- YOUR TASK -
From the entries that follow, report every line in which "Digital" occurs.

- Items from an interface collection -
=====

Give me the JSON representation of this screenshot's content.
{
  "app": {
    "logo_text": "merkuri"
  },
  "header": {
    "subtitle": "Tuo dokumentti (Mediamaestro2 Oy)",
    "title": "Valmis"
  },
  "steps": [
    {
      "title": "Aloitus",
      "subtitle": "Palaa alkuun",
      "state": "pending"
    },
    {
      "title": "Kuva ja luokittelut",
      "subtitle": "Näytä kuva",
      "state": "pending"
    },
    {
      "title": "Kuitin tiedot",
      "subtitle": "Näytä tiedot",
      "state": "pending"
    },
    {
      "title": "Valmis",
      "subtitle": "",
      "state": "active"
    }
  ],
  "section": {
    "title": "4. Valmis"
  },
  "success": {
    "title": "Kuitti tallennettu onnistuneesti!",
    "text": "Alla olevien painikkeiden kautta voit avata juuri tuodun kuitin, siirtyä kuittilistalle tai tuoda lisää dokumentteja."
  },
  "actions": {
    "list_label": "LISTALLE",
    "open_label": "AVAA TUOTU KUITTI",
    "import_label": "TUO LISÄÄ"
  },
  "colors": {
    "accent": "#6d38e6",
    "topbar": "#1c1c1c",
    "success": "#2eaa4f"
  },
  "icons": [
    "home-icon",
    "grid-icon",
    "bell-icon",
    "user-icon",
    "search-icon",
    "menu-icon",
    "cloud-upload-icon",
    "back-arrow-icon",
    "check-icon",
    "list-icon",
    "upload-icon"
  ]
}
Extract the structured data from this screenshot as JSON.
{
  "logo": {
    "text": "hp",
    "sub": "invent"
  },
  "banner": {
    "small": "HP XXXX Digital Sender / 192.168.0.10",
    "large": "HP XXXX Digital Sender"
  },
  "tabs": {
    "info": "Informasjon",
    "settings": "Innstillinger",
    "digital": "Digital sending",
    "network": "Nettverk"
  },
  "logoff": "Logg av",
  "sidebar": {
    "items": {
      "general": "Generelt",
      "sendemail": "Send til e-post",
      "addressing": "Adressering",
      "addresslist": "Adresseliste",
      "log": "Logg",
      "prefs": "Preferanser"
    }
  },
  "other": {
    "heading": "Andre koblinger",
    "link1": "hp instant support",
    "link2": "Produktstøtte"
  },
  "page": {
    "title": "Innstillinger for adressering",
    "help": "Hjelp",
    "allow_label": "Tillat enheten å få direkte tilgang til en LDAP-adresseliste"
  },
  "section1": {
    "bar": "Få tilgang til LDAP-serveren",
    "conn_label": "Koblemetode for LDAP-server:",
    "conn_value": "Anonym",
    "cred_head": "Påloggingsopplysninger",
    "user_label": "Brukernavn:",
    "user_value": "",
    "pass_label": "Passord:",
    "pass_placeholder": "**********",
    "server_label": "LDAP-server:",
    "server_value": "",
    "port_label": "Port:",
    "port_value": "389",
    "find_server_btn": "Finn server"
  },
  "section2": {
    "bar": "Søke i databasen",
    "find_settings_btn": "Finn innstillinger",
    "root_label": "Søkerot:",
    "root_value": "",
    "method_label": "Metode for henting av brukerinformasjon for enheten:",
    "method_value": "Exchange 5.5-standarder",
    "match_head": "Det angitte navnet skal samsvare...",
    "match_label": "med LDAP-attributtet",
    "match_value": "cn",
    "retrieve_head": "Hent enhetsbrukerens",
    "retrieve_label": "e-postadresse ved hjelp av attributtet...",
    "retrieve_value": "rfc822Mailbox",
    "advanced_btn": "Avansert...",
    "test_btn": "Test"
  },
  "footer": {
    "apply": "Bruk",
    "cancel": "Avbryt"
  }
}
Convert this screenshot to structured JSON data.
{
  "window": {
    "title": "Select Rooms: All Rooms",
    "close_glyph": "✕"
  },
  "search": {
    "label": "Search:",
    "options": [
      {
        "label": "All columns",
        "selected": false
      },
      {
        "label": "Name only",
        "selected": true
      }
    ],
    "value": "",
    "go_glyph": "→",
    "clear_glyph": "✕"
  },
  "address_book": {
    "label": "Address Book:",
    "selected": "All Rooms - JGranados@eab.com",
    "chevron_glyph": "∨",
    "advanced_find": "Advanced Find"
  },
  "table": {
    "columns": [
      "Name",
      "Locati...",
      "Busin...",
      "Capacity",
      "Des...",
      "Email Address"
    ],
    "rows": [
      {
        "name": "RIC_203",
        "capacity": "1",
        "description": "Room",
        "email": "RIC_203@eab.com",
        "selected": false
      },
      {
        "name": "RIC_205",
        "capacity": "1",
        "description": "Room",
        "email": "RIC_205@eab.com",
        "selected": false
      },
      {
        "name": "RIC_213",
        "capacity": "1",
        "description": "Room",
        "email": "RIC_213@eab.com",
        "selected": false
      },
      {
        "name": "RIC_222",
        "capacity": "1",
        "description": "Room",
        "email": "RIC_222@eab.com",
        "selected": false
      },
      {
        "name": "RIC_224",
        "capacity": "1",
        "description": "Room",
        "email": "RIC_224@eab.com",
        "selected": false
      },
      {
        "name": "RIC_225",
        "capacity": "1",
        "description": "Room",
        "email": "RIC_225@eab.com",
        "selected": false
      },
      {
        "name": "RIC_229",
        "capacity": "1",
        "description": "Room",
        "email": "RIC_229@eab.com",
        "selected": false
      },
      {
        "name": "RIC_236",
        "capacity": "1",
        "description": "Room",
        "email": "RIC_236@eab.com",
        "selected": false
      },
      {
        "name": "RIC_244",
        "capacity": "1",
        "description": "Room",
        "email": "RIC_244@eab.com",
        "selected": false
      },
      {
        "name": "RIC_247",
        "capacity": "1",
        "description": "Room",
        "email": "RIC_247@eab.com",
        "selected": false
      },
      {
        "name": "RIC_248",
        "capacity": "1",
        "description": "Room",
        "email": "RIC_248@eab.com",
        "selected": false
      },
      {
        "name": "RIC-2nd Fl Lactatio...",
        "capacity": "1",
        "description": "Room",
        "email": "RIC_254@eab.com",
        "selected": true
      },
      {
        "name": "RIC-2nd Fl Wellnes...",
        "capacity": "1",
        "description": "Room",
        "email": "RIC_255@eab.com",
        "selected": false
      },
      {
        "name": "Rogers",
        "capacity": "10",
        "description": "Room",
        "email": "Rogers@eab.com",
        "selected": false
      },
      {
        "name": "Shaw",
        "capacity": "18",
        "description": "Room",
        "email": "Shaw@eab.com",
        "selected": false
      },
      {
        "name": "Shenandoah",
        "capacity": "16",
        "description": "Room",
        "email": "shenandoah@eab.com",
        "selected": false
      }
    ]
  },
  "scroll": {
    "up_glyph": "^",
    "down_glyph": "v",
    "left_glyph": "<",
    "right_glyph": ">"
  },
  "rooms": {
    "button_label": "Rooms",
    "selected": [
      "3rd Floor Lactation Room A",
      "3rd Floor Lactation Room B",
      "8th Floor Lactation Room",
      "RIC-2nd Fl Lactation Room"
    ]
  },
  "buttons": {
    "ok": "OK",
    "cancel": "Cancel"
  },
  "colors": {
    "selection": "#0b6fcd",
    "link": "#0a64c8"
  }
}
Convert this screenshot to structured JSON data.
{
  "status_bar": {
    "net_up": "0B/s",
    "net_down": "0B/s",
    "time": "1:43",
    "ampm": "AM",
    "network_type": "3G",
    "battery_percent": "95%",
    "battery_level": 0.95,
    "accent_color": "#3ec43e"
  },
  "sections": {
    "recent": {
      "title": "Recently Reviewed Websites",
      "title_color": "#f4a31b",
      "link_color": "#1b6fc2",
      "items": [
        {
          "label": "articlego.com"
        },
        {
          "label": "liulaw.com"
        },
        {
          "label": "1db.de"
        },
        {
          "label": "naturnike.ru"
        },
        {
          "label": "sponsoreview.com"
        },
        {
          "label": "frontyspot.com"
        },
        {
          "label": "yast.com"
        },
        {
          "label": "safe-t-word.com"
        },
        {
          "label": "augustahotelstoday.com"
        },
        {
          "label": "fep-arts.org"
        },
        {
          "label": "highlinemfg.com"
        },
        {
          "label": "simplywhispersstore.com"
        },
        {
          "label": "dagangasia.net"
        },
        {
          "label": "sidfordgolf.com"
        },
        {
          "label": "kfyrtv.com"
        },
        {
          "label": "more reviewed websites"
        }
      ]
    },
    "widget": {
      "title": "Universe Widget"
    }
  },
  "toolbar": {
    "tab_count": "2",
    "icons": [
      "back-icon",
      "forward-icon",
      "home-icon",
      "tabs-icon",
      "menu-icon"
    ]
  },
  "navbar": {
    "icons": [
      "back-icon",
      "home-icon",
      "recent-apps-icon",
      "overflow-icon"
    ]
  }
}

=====

- SOLUTION -
    "small": "HP XXXX Digital Sender / 192.168.0.10",
    "large": "HP XXXX Digital Sender"
    "digital": "Digital sending",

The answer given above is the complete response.